                                return Stage.of(HttpResponse.ok200().withBody(encodeAscii("Hello from HTTP server")));
                            }
                        };
                    }

                    @Singleton
                    @Provides
                    AsyncHttpServer server(Eventloop eventloop, AsyncServlet servlet, Config config) {
                        return AsyncHttpServer.create(eventloop, servlet)
                                .withListenAddress(config.get(ofInetSocketAddress(), Config.THIS));
                    }
                }
        );
    }

    @Override
    protected void run() throws Exception {
        awaitShutdown();
    }

    public static void main(String[] args) throws Exception {
        Launcher launcher = new HttpEchoServer();
        launcher.launch(true, args);
    }
}

In code above you can see, that getModules is used to provide Modules with dependencies.

What is going on:

  • Providing dependencies:
    • ServiceGraphModule will start components of your application in the right order.
    • ConfigModule will provide Config to your components.
    • SimpleModule will provide AsyncHttpServer and since it needs Eventloop and AsyncServlet as dependencies we providing them too.
  • run method just awaits shutdown of application(Keyboard Interruption, for example).
  • main method launches our application.

Setting up simple HTTP server is a common task, so Datakernel provides you with few predefined launchers to make your life easier.

Let’s take a look how simple it would be if we use HttpServerLauncher:

public class PredefinedEchoServer {
    private static final int SERVICE_PORT = 25565;

    public static void main(String[] args) throws Exception {
        Launcher launcher = new HttpServerLauncher() {
            @Override
            protected Collection<Module> getBusinessLogicModules() {
                return singletonList(
                        new SimpleModule() {
                            @Singleton
                            @Provides
                            AsyncServlet rootServlet() {
                                return new AsyncServlet() {
                                    @Override
                                    public Stage<HttpResponse> serve(HttpRequest request) {
                                        logger.info("Connection received");
                                        return Stage.of(HttpResponse.ok200().withBody(encodeAscii("Hello from HTTP server")));
                                    }
                                };
                            }
                        }
                );
            }
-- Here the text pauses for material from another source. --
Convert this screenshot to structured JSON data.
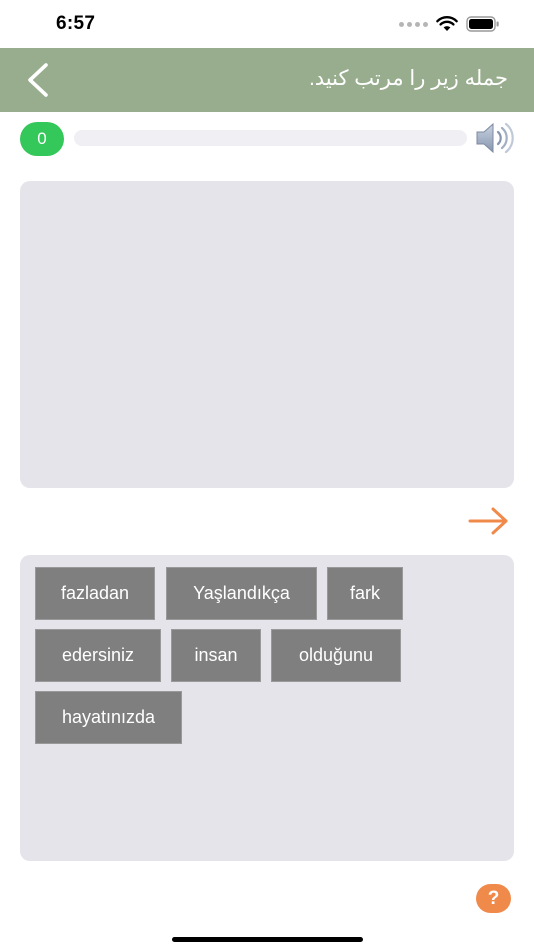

            @Override
            protected Collection<Module> getOverrideModules() {
                return singletonList(
                        ConfigModule.create(Config.create()
                                .with("http.listenAddresses", "" + SERVICE_PORT)
                        )
                );
            }
        };

        launcher.launch(parseBoolean(EAGER_SINGLETONS_MODE), args);
    }
}

When you are using predefined launchers you need to override these methods:

  • getBusinessLogicModules to specify actual logic of application.
  • getOverrideModules if you want to override default modules.

In example above we are overriding default port with our own and providing servlet that will handle each connection.

That’s it. Lets test our code.

Testing

Firstly, HelloWorldLauncher:

mvn clean package exec:java -Dexec.mainClass=io.datakernel.examples.HelloWorldLauncher

The next will be http servers:

mvn clean package exec:java -Dexec.mainClass=io.datakernel.examples.HttpServerScratch

If you now try to connect to localhost port 25565 using your browser or curl you will see “Hello from HTTP server” string

Exactly the same result will be in this case:

mvn clean package exec:java -Dexec.mainClass=io.datakernel.examples.HttpSimpleServer